- Congenital disorders affecting multiple body systems
- Neurological disorders
- Mental disorders
- Cancer (malignant neoplastic diseases)
- Immune system disorders
Part B contains each of the sections from Part A with the addition of a section titled “Low birth weight and failure to thrive.”
The listing contains numerous medical and mental health conditions that may automatically qualify a person as disabled under the Social Security definition. For example, loss of vision, asthma, hemophilia, autism, anxiety, HIV, kidney disease, and amputation of limbs.
If you do not have a listed impairment or one that is equivalent to one on the listing, you may still qualify as disabled. The disability evaluation process does not stop merely because you do not have a listed condition.
Social Security Sequential Evaluation Process
To qualify for Social Security disability, your application goes through a five-step sequential evaluation process. The Listing of Impairments is only one step in the process. The five steps in the evaluation process are the following:
- Substantial gainful activity: A person who can engage in substantial gainful activity is not disabled. If you earn over $1,310 a month from employment or self-employment, you are not disabled. A person who is statutorily blind may earn up to $2,190 a month. If you meet the substantial gainful activity test, the evaluation process moves to the second step.
- Severe physical or mental condition: Step two takes into consideration the severity of a medical condition. An impairment is severe when it interferes with your ability to engage in basic, work-related activities and is expected to last for at least one year or cause death. Work-related activities include standing, walking, pushing and pulling, carrying, lifting, and sitting. They also include mental activities, such as the ability to understand and follow simple instructions and the ability to adapt to changes in a work setting. If your condition is severe, the evaluation moves to the third step in the process.

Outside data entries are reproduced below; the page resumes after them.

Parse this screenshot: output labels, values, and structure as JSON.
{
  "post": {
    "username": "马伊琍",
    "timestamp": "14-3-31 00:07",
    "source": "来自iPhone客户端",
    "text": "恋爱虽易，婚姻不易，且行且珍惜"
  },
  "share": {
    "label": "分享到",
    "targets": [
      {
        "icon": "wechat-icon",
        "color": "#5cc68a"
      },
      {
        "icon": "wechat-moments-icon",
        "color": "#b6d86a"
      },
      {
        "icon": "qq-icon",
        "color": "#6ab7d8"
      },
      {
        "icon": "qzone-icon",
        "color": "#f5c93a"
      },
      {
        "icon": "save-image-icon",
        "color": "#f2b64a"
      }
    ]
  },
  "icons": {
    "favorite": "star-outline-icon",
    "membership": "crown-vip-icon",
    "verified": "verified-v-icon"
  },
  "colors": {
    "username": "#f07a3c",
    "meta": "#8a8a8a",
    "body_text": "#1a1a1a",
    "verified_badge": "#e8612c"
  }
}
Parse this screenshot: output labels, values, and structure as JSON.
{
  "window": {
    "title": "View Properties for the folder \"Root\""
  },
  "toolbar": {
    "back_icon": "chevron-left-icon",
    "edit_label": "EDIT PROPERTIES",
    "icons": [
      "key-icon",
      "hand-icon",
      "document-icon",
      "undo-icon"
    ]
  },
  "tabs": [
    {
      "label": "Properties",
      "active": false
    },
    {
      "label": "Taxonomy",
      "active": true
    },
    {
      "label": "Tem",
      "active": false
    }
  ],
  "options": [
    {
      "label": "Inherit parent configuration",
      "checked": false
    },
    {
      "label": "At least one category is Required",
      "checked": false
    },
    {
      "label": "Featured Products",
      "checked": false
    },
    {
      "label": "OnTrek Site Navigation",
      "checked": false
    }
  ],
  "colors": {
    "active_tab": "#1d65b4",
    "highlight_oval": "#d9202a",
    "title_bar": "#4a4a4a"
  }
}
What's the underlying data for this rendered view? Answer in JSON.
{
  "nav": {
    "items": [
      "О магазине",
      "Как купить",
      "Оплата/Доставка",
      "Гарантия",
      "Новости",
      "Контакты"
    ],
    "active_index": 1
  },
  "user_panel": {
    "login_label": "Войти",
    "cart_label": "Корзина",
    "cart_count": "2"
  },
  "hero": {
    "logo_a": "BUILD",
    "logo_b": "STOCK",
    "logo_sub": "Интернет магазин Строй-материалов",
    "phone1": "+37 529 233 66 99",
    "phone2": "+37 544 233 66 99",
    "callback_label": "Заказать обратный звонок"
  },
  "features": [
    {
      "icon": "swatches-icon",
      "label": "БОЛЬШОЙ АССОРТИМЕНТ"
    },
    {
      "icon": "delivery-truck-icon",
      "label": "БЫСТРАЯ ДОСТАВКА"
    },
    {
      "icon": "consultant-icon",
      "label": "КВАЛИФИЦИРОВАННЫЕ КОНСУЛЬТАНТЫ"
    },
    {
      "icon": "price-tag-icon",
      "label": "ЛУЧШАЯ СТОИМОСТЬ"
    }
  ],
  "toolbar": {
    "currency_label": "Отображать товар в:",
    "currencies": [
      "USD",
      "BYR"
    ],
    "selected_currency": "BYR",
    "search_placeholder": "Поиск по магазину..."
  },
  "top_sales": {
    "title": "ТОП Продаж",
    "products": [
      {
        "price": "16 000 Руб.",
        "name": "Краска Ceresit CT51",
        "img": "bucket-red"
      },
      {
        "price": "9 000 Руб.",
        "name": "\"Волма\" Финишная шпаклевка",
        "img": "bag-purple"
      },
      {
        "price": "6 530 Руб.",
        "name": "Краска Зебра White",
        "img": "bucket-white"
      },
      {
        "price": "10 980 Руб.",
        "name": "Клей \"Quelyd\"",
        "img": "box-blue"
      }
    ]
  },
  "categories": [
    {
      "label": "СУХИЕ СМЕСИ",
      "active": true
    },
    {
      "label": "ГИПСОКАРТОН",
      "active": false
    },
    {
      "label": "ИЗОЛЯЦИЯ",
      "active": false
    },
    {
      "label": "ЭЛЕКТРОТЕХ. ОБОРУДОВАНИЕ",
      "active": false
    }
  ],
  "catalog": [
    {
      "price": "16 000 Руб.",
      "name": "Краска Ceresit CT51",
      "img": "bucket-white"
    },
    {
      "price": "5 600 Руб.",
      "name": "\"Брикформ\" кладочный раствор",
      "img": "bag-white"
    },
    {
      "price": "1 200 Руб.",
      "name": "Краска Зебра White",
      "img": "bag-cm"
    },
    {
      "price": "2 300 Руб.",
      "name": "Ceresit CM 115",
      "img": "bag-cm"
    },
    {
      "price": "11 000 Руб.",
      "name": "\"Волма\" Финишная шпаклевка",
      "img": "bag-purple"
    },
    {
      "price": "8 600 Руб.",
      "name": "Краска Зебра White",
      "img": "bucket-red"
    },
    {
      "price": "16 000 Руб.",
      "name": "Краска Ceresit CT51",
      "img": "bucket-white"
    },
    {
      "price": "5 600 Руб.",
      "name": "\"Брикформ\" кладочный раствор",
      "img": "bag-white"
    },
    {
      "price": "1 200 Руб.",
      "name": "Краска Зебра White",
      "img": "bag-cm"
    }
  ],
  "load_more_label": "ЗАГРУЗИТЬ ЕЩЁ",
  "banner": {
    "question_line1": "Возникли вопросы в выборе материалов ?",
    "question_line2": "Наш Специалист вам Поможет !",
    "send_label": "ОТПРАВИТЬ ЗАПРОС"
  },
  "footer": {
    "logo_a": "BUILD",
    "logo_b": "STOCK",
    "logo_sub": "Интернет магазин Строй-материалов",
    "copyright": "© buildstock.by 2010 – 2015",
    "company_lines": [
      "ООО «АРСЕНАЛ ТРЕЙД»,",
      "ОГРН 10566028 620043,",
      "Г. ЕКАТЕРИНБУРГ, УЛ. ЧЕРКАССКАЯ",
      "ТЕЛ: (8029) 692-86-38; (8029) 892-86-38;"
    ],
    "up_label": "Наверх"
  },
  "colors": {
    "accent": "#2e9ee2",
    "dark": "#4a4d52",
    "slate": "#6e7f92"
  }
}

- Listing of Impairments: If you have a condition contained in the Listing Impairments or is equivalent to a listed impairment, then a determination is made that you are disabled. If not, then the process continues to the fourth step.
- Ability to engage in past work: If you can do work that your work history indicates you did in the past, then you are not disabled. However, if your impairments prevent you from engaging in past work, then the process continues to the fifth and final step.
- Ability to engage in other work: You may not be able to engage in work that you did in the past, but you will not qualify for Social Security disability if it is determined that you can do other types of work. If your impairment prevents you from engaging in other types of work, a determination will be made that you are disabled.
The severity of your disability and how it affects your life and your ability to work can be challenged with the help of an experienced SSD attorney.
Residual Functional Capacity And How It May Affect Your Claim For Benefits
When evaluating your ability to work and the effect your physical or mental impairment has on it, Social Security looks at your residual functional capacity or RFC. Essentially, your RFC is your capacity to engage in activities normally related to work over a typical, 40-hour workweek. Social Security evaluates your medical records, age, education, and other factors to decide about the types of work activities you are capable of performing.
Instead of leaving it up to the SSA to determine your RFC your Social Security disability lawyer from The Clauson Law Firm can offer a better option. One of your physicians can complete an RFC form that is consistent with and supported by the contents of your medical records. Submitting the form with the initial application for disability benefits is one way our disability attorneys improve your chance of success.